WORK REQUIRED
The following data needs to be repeated exactly, with all images excluded.

(Excerpts from an interface dataset)

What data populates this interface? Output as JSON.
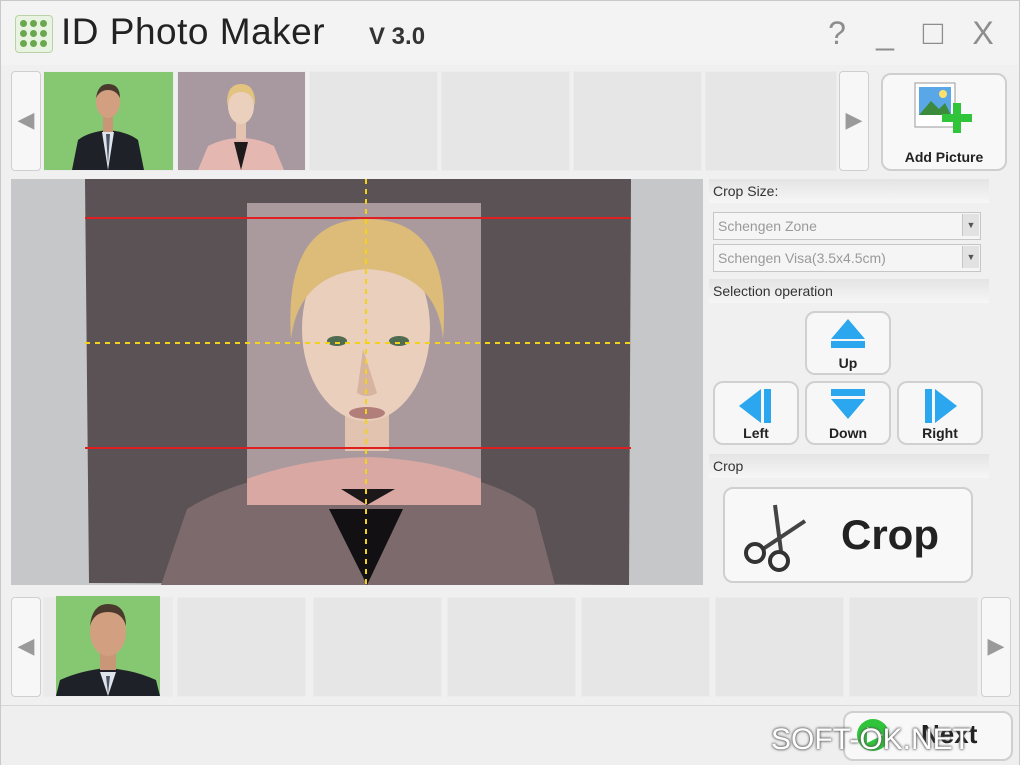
{
  "window": {
    "title": "ID Photo Maker",
    "version": "V 3.0",
    "help_glyph": "?",
    "minimize_glyph": "_",
    "maximize_glyph": "□",
    "close_glyph": "X"
  },
  "source_strip": {
    "prev_glyph": "◀",
    "next_glyph": "▶",
    "thumbnails": [
      "man-green-background-photo",
      "woman-pink-jacket-photo"
    ],
    "empty_slots": 4
  },
  "add_picture": {
    "label": "Add Picture",
    "icon": "add-picture-icon"
  },
  "panel": {
    "crop_size_header": "Crop Size:",
    "region_value": "Schengen Zone",
    "size_value": "Schengen Visa(3.5x4.5cm)",
    "selection_header": "Selection operation",
    "up_label": "Up",
    "left_label": "Left",
    "down_label": "Down",
    "right_label": "Right",
    "crop_header": "Crop",
    "crop_label": "Crop"
  },
  "result_strip": {
    "prev_glyph": "◀",
    "next_glyph": "▶",
    "thumbnails": [
      "man-cropped-headshot"
    ],
    "empty_slots": 6
  },
  "next_button": {
    "label": "Next"
  },
  "watermark": "SOFT-OK.NET",
  "colors": {
    "guide_red": "#e02020",
    "guide_yellow": "#f2d21b",
    "arrow_blue": "#2aa7ee",
    "add_green": "#2fc43a",
    "photo_bg_green": "#86c871"
  }
}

RESPONSE TO THIS EXERCISE
What data populates this interface? Output as JSON.
{
  "window": {
    "title": "ID Photo Maker",
    "version": "V 3.0",
    "help_glyph": "?",
    "minimize_glyph": "_",
    "maximize_glyph": "□",
    "close_glyph": "X"
  },
  "source_strip": {
    "prev_glyph": "◀",
    "next_glyph": "▶",
    "thumbnails": [
      "man-green-background-photo",
      "woman-pink-jacket-photo"
    ],
    "empty_slots": 4
  },
  "add_picture": {
    "label": "Add Picture",
    "icon": "add-picture-icon"
  },
  "panel": {
    "crop_size_header": "Crop Size:",
    "region_value": "Schengen Zone",
    "size_value": "Schengen Visa(3.5x4.5cm)",
    "selection_header": "Selection operation",
    "up_label": "Up",
    "left_label": "Left",
    "down_label": "Down",
    "right_label": "Right",
    "crop_header": "Crop",
    "crop_label": "Crop"
  },
  "result_strip": {
    "prev_glyph": "◀",
    "next_glyph": "▶",
    "thumbnails": [
      "man-cropped-headshot"
    ],
    "empty_slots": 6
  },
  "next_button": {
    "label": "Next"
  },
  "watermark": "SOFT-OK.NET",
  "colors": {
    "guide_red": "#e02020",
    "guide_yellow": "#f2d21b",
    "arrow_blue": "#2aa7ee",
    "add_green": "#2fc43a",
    "photo_bg_green": "#86c871"
  }
}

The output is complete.